Report every line of the material that contains the string "Export".

■ GIVEN ENTRIES:
------------------------------------

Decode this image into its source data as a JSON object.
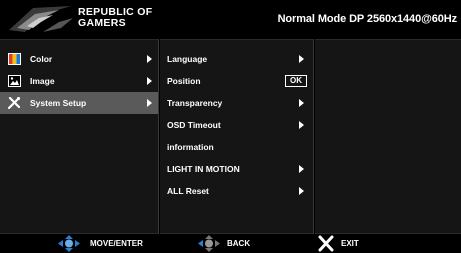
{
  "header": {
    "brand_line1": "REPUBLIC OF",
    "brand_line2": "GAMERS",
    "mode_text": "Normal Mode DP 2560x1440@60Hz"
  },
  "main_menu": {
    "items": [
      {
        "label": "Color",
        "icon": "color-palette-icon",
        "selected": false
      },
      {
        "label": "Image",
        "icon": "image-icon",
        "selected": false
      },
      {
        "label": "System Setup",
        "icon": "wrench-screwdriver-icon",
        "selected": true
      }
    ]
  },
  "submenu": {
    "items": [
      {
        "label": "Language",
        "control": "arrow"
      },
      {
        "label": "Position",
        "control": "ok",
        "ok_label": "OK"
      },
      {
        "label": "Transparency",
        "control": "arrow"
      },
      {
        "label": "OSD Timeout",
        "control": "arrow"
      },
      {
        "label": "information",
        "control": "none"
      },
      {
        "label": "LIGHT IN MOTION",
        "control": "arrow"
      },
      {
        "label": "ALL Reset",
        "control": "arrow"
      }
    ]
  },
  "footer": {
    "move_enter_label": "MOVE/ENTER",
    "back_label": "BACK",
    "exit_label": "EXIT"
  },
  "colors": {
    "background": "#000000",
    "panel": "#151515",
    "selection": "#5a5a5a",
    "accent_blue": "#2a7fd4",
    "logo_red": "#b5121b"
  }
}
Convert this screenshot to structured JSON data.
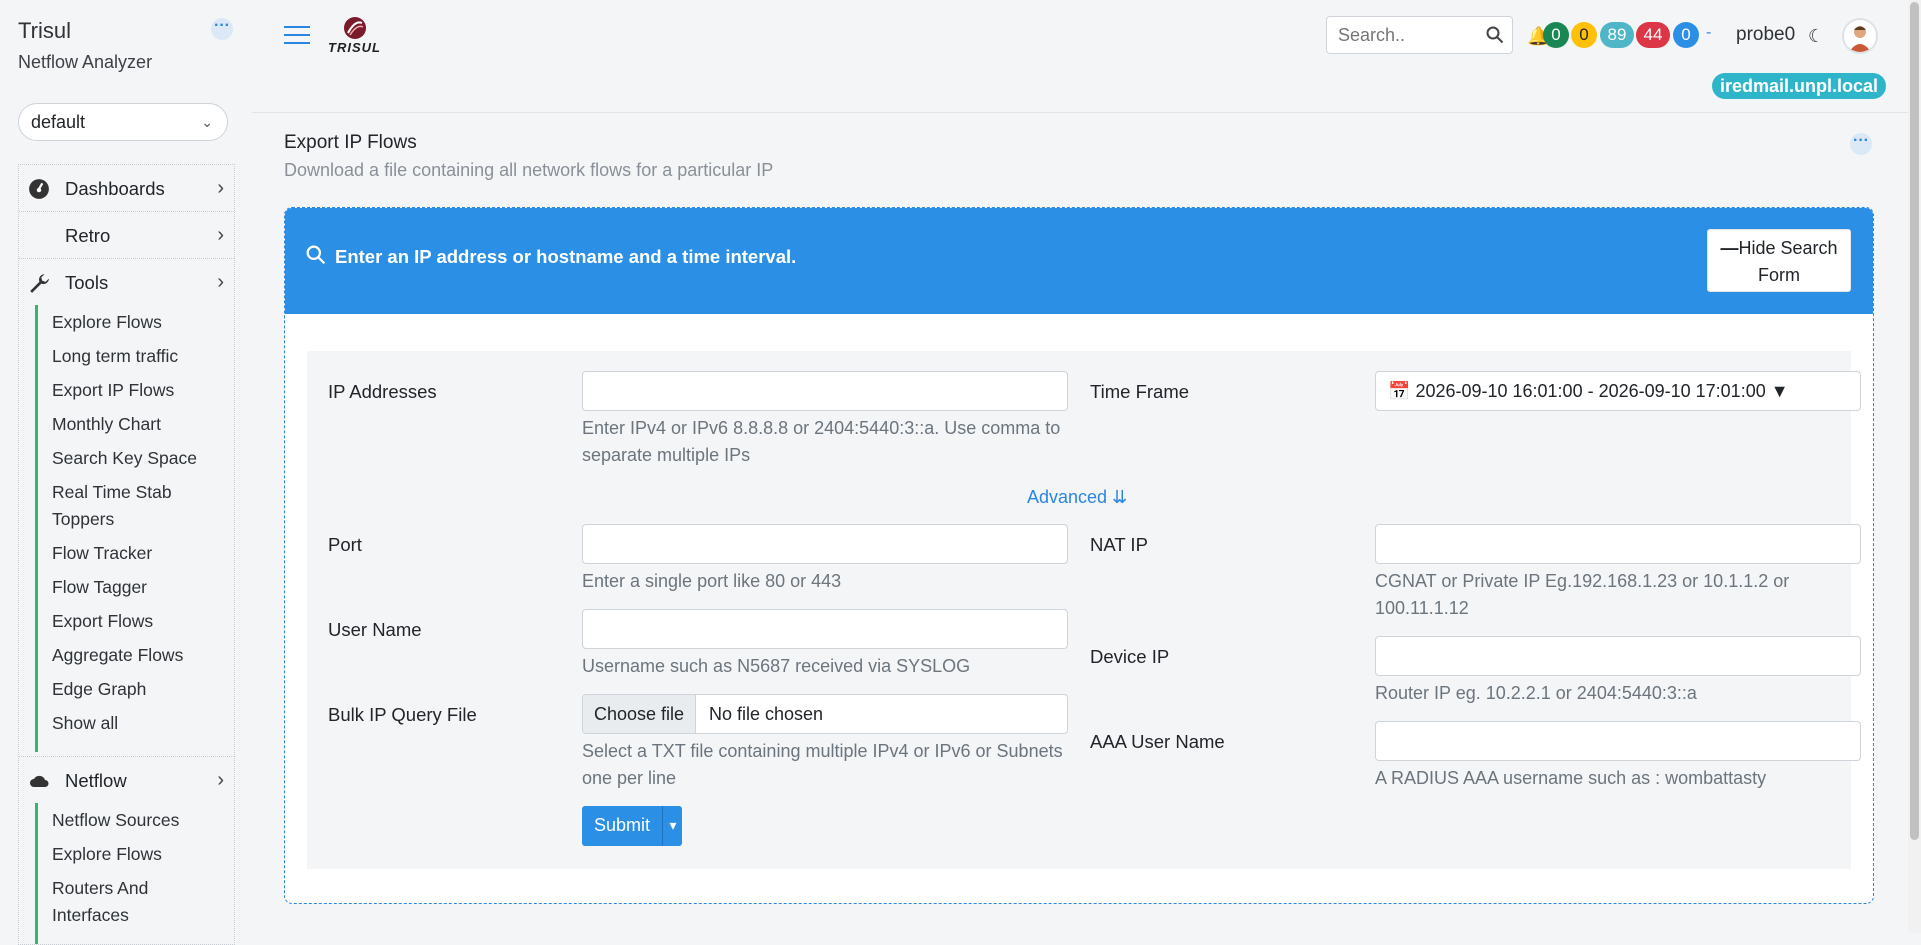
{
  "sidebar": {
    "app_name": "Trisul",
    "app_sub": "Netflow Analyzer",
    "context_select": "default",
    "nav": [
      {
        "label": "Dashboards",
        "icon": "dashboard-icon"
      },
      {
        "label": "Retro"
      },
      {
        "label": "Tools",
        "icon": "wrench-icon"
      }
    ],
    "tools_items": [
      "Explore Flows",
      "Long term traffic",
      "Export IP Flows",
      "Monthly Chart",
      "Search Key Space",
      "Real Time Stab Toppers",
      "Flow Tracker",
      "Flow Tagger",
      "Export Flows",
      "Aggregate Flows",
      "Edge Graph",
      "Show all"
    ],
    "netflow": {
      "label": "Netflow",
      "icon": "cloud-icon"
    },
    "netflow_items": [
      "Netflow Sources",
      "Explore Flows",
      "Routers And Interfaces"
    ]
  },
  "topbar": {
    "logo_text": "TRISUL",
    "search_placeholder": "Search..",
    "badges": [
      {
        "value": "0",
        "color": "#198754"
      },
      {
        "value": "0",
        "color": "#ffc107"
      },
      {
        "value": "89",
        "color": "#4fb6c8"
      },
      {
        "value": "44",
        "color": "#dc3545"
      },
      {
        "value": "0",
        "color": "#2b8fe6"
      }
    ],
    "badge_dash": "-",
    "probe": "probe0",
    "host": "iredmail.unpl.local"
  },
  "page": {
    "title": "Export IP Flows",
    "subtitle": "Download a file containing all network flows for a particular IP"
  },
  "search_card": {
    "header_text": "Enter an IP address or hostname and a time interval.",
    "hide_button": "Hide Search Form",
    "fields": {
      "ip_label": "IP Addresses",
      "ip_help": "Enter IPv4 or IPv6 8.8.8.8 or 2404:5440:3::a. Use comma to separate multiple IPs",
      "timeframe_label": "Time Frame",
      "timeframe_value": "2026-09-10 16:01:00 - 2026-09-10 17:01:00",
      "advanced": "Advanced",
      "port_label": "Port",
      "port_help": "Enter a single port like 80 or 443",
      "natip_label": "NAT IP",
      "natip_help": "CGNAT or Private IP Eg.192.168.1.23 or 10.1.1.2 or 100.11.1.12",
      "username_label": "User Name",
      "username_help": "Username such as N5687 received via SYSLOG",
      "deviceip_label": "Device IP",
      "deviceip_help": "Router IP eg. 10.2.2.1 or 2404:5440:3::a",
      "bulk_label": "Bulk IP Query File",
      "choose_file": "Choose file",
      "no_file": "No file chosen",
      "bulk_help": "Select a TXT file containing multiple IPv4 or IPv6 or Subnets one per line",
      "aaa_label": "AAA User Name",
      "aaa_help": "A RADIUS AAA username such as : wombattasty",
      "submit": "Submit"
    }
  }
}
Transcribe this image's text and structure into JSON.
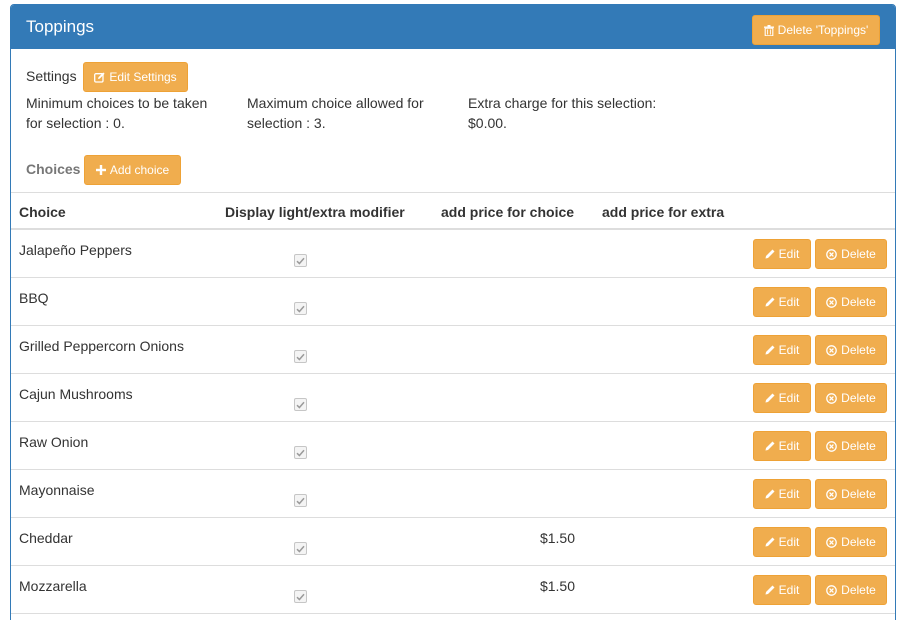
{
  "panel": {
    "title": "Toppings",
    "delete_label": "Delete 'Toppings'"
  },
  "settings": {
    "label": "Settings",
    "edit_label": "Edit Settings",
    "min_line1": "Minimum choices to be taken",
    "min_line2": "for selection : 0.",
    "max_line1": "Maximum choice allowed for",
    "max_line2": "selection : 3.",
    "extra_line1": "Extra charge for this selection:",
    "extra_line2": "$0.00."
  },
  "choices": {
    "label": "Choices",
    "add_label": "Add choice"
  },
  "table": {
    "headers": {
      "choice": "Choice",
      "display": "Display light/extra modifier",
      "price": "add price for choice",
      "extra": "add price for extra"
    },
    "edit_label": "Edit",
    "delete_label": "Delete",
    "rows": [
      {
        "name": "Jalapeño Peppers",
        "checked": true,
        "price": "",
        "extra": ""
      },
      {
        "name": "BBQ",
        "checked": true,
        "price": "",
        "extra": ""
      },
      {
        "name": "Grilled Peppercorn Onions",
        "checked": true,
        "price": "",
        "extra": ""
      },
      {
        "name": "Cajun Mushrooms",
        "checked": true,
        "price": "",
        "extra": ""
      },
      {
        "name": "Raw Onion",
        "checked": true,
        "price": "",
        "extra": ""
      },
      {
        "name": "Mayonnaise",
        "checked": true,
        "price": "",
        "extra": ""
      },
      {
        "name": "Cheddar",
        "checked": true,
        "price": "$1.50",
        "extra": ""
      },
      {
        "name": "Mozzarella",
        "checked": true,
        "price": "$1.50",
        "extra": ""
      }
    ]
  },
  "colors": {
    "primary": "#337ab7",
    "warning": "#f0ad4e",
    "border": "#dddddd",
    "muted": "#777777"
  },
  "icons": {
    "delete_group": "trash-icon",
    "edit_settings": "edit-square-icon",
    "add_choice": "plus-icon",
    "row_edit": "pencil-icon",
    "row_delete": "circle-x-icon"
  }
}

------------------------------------

■ ANSWER FOR THIS EXERCISE:
      "Export IP Flows",
      "Export Flows",
    "title": "Export IP Flows",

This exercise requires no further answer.